Seabrook is one of the few places in the world where they perform a technique called strand feeding.
From the National Wildlife Federation:
In the salt marshes of the southeastern United States, bottlenose dolphins use a wide variety of foraging behaviors. They frequently follow shrimp trawlers, diving down to the sandy bottom to catch fish and invertebrates disturbed by nets dragged behind the boats. They also circle shrimp boats at anchor, waiting for fishermen to toss unwanted fish overboard. It is not uncommon to see as many as 30 dolphins behind a single shrimp trawler, feeding on bycatch tossed overboard.

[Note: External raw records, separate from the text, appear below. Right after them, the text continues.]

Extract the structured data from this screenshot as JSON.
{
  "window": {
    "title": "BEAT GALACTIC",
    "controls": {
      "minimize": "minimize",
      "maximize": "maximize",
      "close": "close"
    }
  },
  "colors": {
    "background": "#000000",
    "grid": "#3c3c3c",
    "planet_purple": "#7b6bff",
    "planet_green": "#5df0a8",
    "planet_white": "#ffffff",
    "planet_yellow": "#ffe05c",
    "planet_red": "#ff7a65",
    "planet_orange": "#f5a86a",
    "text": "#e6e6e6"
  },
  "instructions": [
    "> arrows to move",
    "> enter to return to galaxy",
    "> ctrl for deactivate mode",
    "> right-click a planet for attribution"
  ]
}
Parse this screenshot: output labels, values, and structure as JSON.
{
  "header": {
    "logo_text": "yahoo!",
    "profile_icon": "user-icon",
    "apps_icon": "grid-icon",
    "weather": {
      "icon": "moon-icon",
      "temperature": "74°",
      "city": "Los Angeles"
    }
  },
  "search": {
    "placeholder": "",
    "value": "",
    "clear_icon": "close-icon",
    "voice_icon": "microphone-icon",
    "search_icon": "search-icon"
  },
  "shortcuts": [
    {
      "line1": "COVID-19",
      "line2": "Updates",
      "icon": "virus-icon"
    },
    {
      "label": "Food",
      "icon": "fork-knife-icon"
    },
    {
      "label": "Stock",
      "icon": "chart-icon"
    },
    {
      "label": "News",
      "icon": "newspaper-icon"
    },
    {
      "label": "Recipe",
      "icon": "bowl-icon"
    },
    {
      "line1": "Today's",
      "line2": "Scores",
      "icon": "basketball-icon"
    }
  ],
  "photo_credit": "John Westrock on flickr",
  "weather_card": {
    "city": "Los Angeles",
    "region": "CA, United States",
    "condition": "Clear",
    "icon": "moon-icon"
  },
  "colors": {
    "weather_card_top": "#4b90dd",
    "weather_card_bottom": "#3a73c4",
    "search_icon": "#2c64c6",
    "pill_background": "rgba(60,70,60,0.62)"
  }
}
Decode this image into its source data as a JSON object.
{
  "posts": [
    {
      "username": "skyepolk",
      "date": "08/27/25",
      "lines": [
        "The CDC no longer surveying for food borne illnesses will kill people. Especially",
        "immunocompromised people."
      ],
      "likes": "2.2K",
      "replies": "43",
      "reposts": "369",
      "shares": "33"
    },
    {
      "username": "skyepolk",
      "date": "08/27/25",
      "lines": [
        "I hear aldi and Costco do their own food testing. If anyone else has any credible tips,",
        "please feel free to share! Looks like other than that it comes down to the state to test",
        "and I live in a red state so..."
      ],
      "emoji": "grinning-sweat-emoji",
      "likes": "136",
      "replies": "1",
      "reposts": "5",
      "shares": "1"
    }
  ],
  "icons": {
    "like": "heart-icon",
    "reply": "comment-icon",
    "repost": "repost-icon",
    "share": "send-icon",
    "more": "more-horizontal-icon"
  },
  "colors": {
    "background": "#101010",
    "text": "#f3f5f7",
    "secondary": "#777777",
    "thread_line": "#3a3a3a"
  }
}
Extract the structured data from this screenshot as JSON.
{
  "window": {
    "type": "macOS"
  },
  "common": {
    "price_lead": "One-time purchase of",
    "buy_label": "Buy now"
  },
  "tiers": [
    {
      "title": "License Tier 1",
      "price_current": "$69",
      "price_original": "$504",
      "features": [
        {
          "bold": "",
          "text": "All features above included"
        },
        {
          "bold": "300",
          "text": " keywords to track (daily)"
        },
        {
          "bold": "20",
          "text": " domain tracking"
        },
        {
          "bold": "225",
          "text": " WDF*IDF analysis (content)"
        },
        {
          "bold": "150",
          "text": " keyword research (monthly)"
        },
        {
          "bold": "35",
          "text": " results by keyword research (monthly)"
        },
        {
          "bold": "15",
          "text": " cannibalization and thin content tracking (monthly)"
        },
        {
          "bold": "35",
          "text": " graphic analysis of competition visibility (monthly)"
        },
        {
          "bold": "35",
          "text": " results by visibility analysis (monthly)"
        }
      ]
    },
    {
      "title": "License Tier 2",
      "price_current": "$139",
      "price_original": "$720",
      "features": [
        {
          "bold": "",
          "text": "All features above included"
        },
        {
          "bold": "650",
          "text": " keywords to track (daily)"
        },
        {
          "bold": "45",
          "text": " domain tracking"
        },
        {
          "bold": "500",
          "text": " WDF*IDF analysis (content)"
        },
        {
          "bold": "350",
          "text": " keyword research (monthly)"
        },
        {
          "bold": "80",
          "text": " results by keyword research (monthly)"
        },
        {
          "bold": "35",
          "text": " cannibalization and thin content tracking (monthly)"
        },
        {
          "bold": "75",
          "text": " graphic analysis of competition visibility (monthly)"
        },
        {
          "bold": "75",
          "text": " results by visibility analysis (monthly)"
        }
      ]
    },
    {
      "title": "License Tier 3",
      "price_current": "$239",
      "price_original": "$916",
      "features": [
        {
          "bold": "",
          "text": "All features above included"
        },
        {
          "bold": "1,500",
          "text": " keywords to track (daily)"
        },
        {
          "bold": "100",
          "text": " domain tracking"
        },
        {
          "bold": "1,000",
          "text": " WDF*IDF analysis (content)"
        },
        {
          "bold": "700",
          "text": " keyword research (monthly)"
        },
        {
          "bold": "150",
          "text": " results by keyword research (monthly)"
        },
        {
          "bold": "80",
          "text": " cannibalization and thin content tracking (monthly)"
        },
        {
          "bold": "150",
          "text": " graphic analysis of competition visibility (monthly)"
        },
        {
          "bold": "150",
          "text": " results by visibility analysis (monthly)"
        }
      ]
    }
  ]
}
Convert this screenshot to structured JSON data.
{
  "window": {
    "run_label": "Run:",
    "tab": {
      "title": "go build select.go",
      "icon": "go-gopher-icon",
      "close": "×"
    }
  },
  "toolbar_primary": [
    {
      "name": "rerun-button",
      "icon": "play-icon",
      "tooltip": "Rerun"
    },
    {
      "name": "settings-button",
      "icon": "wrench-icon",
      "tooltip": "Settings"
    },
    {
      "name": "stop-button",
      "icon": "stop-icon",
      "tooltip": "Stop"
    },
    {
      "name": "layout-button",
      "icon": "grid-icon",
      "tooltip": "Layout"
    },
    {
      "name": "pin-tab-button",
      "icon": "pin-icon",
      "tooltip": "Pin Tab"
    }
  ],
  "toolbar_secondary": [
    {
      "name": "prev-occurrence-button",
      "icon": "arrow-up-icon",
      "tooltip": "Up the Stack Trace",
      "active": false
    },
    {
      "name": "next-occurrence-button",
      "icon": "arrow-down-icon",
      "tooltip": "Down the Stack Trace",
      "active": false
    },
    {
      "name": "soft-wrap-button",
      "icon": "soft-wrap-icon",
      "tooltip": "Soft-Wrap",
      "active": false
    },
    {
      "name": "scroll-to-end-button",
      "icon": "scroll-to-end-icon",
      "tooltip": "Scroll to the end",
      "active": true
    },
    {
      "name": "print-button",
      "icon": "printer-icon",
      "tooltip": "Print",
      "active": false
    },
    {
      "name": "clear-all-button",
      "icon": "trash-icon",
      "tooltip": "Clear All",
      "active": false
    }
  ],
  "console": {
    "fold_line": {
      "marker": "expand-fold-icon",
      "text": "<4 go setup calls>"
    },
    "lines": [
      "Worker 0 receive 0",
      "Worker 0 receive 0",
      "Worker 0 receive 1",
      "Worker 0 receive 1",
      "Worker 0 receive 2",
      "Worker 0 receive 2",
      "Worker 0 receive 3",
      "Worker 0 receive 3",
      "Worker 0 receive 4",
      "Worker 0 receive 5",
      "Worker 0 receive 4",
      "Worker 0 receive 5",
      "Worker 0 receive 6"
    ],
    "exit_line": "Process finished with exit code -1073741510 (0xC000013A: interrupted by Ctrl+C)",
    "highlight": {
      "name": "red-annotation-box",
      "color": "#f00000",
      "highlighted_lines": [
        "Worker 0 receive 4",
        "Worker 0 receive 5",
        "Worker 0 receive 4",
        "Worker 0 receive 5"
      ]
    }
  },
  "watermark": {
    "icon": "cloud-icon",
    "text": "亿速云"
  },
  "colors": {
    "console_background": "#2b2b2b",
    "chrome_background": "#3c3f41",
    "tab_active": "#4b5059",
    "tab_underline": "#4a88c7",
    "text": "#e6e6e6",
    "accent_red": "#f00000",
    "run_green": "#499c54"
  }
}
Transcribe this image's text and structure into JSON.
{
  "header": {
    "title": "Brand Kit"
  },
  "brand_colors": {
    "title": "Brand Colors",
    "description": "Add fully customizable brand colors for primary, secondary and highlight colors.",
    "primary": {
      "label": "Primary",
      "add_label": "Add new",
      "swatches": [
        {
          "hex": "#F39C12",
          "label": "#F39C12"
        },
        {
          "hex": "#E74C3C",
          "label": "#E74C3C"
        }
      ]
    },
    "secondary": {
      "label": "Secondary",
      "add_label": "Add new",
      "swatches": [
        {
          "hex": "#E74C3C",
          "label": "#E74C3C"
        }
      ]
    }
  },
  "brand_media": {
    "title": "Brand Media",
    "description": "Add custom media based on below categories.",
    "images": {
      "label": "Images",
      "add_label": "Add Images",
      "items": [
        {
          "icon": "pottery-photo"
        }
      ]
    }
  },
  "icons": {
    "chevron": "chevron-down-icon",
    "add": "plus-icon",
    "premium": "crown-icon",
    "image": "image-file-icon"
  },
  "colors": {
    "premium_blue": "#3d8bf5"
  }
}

The most spectacular foraging behavior, however, is strand feeding, which usually involves one to six dolphins corralling a school of fish in a tidal creek at or around low tide. Working cooperatively and using echolocation to monitor their prey in the turbid, murky waters, the dolphins circle the fish, herding them into a tighter school and toward a gently sloping mud bank. Then, with a sudden burst of speed, the dolphins create a bow wave that throws the fish up out of the water and onto the mud bank. Using their excellent above-water eyesight, the dolphins scoop up the fish. For reasons still obscure to science, they always strand on their right sides, and, over time, the teeth on the right sides of their jaws wear down from taking in as much abrasive mud as fish.
[More on strand feeding from NWF here]
Photo by Ed Konrad